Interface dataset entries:
==*==
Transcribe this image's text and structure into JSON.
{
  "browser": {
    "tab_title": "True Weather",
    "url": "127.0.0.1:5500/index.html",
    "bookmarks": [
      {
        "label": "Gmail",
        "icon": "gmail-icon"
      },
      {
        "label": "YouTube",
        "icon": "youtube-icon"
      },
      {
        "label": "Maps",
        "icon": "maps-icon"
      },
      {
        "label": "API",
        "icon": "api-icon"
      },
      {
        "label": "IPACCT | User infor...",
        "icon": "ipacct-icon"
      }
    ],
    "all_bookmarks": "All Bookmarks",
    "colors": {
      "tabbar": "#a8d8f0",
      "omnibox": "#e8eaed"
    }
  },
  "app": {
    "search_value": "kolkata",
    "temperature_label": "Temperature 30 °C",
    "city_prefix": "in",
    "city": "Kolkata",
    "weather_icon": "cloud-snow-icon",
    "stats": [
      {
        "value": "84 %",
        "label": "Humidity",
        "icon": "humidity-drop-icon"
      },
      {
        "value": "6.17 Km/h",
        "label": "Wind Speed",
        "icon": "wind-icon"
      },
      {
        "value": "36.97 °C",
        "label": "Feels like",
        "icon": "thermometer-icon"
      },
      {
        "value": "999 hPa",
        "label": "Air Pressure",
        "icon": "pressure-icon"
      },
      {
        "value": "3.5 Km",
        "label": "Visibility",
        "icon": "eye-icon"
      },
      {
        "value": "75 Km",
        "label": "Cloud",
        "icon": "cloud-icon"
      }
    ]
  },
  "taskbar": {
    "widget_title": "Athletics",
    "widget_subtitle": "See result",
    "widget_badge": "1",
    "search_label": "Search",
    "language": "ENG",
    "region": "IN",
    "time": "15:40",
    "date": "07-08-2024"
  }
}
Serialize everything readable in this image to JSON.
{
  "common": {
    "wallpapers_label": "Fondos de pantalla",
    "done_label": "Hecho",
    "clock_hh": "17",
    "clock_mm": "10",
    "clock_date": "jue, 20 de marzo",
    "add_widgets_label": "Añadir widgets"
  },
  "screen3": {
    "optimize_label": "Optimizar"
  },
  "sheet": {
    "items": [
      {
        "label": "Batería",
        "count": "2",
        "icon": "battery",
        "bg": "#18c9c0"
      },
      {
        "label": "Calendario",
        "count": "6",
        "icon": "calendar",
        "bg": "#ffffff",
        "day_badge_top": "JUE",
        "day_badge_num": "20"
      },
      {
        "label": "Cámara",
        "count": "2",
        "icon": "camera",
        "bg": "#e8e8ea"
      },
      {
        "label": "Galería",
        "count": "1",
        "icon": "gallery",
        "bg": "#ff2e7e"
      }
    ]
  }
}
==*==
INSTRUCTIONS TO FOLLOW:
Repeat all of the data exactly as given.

EXERCISE OUTPUT:
Transcribe this image's text and structure into JSON.
{
  "browser": {
    "tab_title": "True Weather",
    "url": "127.0.0.1:5500/index.html",
    "bookmarks": [
      {
        "label": "Gmail",
        "icon": "gmail-icon"
      },
      {
        "label": "YouTube",
        "icon": "youtube-icon"
      },
      {
        "label": "Maps",
        "icon": "maps-icon"
      },
      {
        "label": "API",
        "icon": "api-icon"
      },
      {
        "label": "IPACCT | User infor...",
        "icon": "ipacct-icon"
      }
    ],
    "all_bookmarks": "All Bookmarks",
    "colors": {
      "tabbar": "#a8d8f0",
      "omnibox": "#e8eaed"
    }
  },
  "app": {
    "search_value": "kolkata",
    "temperature_label": "Temperature 30 °C",
    "city_prefix": "in",
    "city": "Kolkata",
    "weather_icon": "cloud-snow-icon",
    "stats": [
      {
        "value": "84 %",
        "label": "Humidity",
        "icon": "humidity-drop-icon"
      },
      {
        "value": "6.17 Km/h",
        "label": "Wind Speed",
        "icon": "wind-icon"
      },
      {
        "value": "36.97 °C",
        "label": "Feels like",
        "icon": "thermometer-icon"
      },
      {
        "value": "999 hPa",
        "label": "Air Pressure",
        "icon": "pressure-icon"
      },
      {
        "value": "3.5 Km",
        "label": "Visibility",
        "icon": "eye-icon"
      },
      {
        "value": "75 Km",
        "label": "Cloud",
        "icon": "cloud-icon"
      }
    ]
  },
  "taskbar": {
    "widget_title": "Athletics",
    "widget_subtitle": "See result",
    "widget_badge": "1",
    "search_label": "Search",
    "language": "ENG",
    "region": "IN",
    "time": "15:40",
    "date": "07-08-2024"
  }
}
Serialize everything readable in this image to JSON.
{
  "common": {
    "wallpapers_label": "Fondos de pantalla",
    "done_label": "Hecho",
    "clock_hh": "17",
    "clock_mm": "10",
    "clock_date": "jue, 20 de marzo",
    "add_widgets_label": "Añadir widgets"
  },
  "screen3": {
    "optimize_label": "Optimizar"
  },
  "sheet": {
    "items": [
      {
        "label": "Batería",
        "count": "2",
        "icon": "battery",
        "bg": "#18c9c0"
      },
      {
        "label": "Calendario",
        "count": "6",
        "icon": "calendar",
        "bg": "#ffffff",
        "day_badge_top": "JUE",
        "day_badge_num": "20"
      },
      {
        "label": "Cámara",
        "count": "2",
        "icon": "camera",
        "bg": "#e8e8ea"
      },
      {
        "label": "Galería",
        "count": "1",
        "icon": "gallery",
        "bg": "#ff2e7e"
      }
    ]
  }
}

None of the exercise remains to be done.